The records are to be reproduced verbatim.

========================

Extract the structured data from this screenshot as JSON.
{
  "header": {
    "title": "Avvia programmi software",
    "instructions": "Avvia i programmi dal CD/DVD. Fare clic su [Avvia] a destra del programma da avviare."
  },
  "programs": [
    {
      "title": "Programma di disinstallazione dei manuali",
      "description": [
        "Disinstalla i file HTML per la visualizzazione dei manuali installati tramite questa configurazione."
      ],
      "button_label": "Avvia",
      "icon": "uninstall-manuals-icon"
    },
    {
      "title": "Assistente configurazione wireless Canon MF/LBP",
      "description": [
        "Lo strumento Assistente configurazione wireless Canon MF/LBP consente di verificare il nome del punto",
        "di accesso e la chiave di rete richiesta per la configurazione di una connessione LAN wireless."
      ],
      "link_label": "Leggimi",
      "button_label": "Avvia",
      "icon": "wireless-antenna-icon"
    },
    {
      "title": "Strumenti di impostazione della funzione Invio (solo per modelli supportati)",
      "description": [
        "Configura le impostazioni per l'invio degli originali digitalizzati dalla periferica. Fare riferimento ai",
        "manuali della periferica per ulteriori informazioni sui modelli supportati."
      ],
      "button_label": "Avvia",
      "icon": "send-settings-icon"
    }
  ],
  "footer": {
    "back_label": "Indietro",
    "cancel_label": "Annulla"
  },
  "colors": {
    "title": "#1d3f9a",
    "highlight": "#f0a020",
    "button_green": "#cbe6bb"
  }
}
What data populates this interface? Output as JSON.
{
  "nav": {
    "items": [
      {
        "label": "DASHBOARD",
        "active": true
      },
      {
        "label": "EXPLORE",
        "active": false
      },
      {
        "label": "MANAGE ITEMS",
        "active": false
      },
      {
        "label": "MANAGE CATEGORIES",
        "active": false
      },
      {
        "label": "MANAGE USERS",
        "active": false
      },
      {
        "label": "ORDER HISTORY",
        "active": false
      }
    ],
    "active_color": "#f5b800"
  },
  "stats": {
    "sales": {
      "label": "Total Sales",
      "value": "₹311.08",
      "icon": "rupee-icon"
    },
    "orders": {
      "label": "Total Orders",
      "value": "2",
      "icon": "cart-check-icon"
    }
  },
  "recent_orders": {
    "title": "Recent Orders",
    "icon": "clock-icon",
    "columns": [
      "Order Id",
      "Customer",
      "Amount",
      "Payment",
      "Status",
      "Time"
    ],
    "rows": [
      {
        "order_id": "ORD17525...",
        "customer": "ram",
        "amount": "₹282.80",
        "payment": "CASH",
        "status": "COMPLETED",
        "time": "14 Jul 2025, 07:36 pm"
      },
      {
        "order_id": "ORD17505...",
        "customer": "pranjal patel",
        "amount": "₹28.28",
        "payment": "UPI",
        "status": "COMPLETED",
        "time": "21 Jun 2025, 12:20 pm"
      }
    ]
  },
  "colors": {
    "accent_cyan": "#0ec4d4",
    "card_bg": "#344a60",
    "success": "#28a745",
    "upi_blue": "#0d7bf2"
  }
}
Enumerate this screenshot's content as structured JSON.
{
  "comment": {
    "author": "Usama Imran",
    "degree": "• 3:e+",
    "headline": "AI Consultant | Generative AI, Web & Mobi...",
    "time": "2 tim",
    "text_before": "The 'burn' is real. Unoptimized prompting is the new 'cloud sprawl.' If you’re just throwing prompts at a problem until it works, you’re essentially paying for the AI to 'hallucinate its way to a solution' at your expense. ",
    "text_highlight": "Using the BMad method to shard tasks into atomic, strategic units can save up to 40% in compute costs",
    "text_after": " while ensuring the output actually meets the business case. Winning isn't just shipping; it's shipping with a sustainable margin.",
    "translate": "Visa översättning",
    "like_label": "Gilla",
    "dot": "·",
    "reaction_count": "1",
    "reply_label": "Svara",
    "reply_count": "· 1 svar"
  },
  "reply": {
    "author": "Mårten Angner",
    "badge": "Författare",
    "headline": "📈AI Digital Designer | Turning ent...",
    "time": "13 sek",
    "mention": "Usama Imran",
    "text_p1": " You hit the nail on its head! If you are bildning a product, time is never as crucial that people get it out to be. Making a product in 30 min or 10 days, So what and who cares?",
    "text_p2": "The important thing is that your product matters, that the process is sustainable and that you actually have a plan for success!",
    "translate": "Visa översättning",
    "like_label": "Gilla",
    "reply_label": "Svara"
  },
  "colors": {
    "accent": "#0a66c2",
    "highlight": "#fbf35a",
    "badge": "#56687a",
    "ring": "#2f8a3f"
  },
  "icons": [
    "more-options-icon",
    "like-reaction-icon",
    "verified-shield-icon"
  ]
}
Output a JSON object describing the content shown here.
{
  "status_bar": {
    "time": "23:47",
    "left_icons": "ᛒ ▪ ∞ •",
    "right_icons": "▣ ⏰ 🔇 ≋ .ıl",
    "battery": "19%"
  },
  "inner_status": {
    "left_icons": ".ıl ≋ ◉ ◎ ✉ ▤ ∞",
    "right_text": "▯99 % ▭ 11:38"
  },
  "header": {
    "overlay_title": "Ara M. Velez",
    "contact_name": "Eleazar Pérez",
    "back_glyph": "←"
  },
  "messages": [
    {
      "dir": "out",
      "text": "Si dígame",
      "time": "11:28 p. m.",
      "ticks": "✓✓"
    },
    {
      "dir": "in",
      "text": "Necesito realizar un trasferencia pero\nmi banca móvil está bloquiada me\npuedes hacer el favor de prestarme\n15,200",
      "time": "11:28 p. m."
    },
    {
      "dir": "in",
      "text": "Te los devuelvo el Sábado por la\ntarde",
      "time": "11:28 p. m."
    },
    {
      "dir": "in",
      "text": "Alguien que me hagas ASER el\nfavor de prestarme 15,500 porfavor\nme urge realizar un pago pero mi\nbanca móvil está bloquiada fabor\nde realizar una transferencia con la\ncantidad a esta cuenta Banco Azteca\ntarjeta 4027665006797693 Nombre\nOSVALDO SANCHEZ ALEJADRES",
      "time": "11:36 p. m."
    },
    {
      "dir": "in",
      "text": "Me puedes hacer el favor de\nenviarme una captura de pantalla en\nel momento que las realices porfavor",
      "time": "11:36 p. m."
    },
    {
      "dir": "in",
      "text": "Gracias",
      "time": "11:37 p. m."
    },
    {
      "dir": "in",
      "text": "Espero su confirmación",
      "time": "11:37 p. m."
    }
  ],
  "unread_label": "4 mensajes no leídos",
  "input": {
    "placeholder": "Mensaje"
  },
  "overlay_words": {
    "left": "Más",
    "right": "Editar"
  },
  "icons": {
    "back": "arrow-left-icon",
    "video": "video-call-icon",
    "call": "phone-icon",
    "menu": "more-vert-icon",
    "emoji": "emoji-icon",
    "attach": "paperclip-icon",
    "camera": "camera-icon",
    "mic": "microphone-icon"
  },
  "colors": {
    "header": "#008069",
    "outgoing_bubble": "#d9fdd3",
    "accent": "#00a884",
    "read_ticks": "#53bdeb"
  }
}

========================

▸ SOLUTION TO THIS EXERCISE
Extract the structured data from this screenshot as JSON.
{
  "header": {
    "title": "Avvia programmi software",
    "instructions": "Avvia i programmi dal CD/DVD. Fare clic su [Avvia] a destra del programma da avviare."
  },
  "programs": [
    {
      "title": "Programma di disinstallazione dei manuali",
      "description": [
        "Disinstalla i file HTML per la visualizzazione dei manuali installati tramite questa configurazione."
      ],
      "button_label": "Avvia",
      "icon": "uninstall-manuals-icon"
    },
    {
      "title": "Assistente configurazione wireless Canon MF/LBP",
      "description": [
        "Lo strumento Assistente configurazione wireless Canon MF/LBP consente di verificare il nome del punto",
        "di accesso e la chiave di rete richiesta per la configurazione di una connessione LAN wireless."
      ],
      "link_label": "Leggimi",
      "button_label": "Avvia",
      "icon": "wireless-antenna-icon"
    },
    {
      "title": "Strumenti di impostazione della funzione Invio (solo per modelli supportati)",
      "description": [
        "Configura le impostazioni per l'invio degli originali digitalizzati dalla periferica. Fare riferimento ai",
        "manuali della periferica per ulteriori informazioni sui modelli supportati."
      ],
      "button_label": "Avvia",
      "icon": "send-settings-icon"
    }
  ],
  "footer": {
    "back_label": "Indietro",
    "cancel_label": "Annulla"
  },
  "colors": {
    "title": "#1d3f9a",
    "highlight": "#f0a020",
    "button_green": "#cbe6bb"
  }
}
What data populates this interface? Output as JSON.
{
  "nav": {
    "items": [
      {
        "label": "DASHBOARD",
        "active": true
      },
      {
        "label": "EXPLORE",
        "active": false
      },
      {
        "label": "MANAGE ITEMS",
        "active": false
      },
      {
        "label": "MANAGE CATEGORIES",
        "active": false
      },
      {
        "label": "MANAGE USERS",
        "active": false
      },
      {
        "label": "ORDER HISTORY",
        "active": false
      }
    ],
    "active_color": "#f5b800"
  },
  "stats": {
    "sales": {
      "label": "Total Sales",
      "value": "₹311.08",
      "icon": "rupee-icon"
    },
    "orders": {
      "label": "Total Orders",
      "value": "2",
      "icon": "cart-check-icon"
    }
  },
  "recent_orders": {
    "title": "Recent Orders",
    "icon": "clock-icon",
    "columns": [
      "Order Id",
      "Customer",
      "Amount",
      "Payment",
      "Status",
      "Time"
    ],
    "rows": [
      {
        "order_id": "ORD17525...",
        "customer": "ram",
        "amount": "₹282.80",
        "payment": "CASH",
        "status": "COMPLETED",
        "time": "14 Jul 2025, 07:36 pm"
      },
      {
        "order_id": "ORD17505...",
        "customer": "pranjal patel",
        "amount": "₹28.28",
        "payment": "UPI",
        "status": "COMPLETED",
        "time": "21 Jun 2025, 12:20 pm"
      }
    ]
  },
  "colors": {
    "accent_cyan": "#0ec4d4",
    "card_bg": "#344a60",
    "success": "#28a745",
    "upi_blue": "#0d7bf2"
  }
}
Enumerate this screenshot's content as structured JSON.
{
  "comment": {
    "author": "Usama Imran",
    "degree": "• 3:e+",
    "headline": "AI Consultant | Generative AI, Web & Mobi...",
    "time": "2 tim",
    "text_before": "The 'burn' is real. Unoptimized prompting is the new 'cloud sprawl.' If you’re just throwing prompts at a problem until it works, you’re essentially paying for the AI to 'hallucinate its way to a solution' at your expense. ",
    "text_highlight": "Using the BMad method to shard tasks into atomic, strategic units can save up to 40% in compute costs",
    "text_after": " while ensuring the output actually meets the business case. Winning isn't just shipping; it's shipping with a sustainable margin.",
    "translate": "Visa översättning",
    "like_label": "Gilla",
    "dot": "·",
    "reaction_count": "1",
    "reply_label": "Svara",
    "reply_count": "· 1 svar"
  },
  "reply": {
    "author": "Mårten Angner",
    "badge": "Författare",
    "headline": "📈AI Digital Designer | Turning ent...",
    "time": "13 sek",
    "mention": "Usama Imran",
    "text_p1": " You hit the nail on its head! If you are bildning a product, time is never as crucial that people get it out to be. Making a product in 30 min or 10 days, So what and who cares?",
    "text_p2": "The important thing is that your product matters, that the process is sustainable and that you actually have a plan for success!",
    "translate": "Visa översättning",
    "like_label": "Gilla",
    "reply_label": "Svara"
  },
  "colors": {
    "accent": "#0a66c2",
    "highlight": "#fbf35a",
    "badge": "#56687a",
    "ring": "#2f8a3f"
  },
  "icons": [
    "more-options-icon",
    "like-reaction-icon",
    "verified-shield-icon"
  ]
}
Output a JSON object describing the content shown here.
{
  "status_bar": {
    "time": "23:47",
    "left_icons": "ᛒ ▪ ∞ •",
    "right_icons": "▣ ⏰ 🔇 ≋ .ıl",
    "battery": "19%"
  },
  "inner_status": {
    "left_icons": ".ıl ≋ ◉ ◎ ✉ ▤ ∞",
    "right_text": "▯99 % ▭ 11:38"
  },
  "header": {
    "overlay_title": "Ara M. Velez",
    "contact_name": "Eleazar Pérez",
    "back_glyph": "←"
  },
  "messages": [
    {
      "dir": "out",
      "text": "Si dígame",
      "time": "11:28 p. m.",
      "ticks": "✓✓"
    },
    {
      "dir": "in",
      "text": "Necesito realizar un trasferencia pero\nmi banca móvil está bloquiada me\npuedes hacer el favor de prestarme\n15,200",
      "time": "11:28 p. m."
    },
    {
      "dir": "in",
      "text": "Te los devuelvo el Sábado por la\ntarde",
      "time": "11:28 p. m."
    },
    {
      "dir": "in",
      "text": "Alguien que me hagas ASER el\nfavor de prestarme 15,500 porfavor\nme urge realizar un pago pero mi\nbanca móvil está bloquiada fabor\nde realizar una transferencia con la\ncantidad a esta cuenta Banco Azteca\ntarjeta 4027665006797693 Nombre\nOSVALDO SANCHEZ ALEJADRES",
      "time": "11:36 p. m."
    },
    {
      "dir": "in",
      "text": "Me puedes hacer el favor de\nenviarme una captura de pantalla en\nel momento que las realices porfavor",
      "time": "11:36 p. m."
    },
    {
      "dir": "in",
      "text": "Gracias",
      "time": "11:37 p. m."
    },
    {
      "dir": "in",
      "text": "Espero su confirmación",
      "time": "11:37 p. m."
    }
  ],
  "unread_label": "4 mensajes no leídos",
  "input": {
    "placeholder": "Mensaje"
  },
  "overlay_words": {
    "left": "Más",
    "right": "Editar"
  },
  "icons": {
    "back": "arrow-left-icon",
    "video": "video-call-icon",
    "call": "phone-icon",
    "menu": "more-vert-icon",
    "emoji": "emoji-icon",
    "attach": "paperclip-icon",
    "camera": "camera-icon",
    "mic": "microphone-icon"
  },
  "colors": {
    "header": "#008069",
    "outgoing_bubble": "#d9fdd3",
    "accent": "#00a884",
    "read_ticks": "#53bdeb"
  }
}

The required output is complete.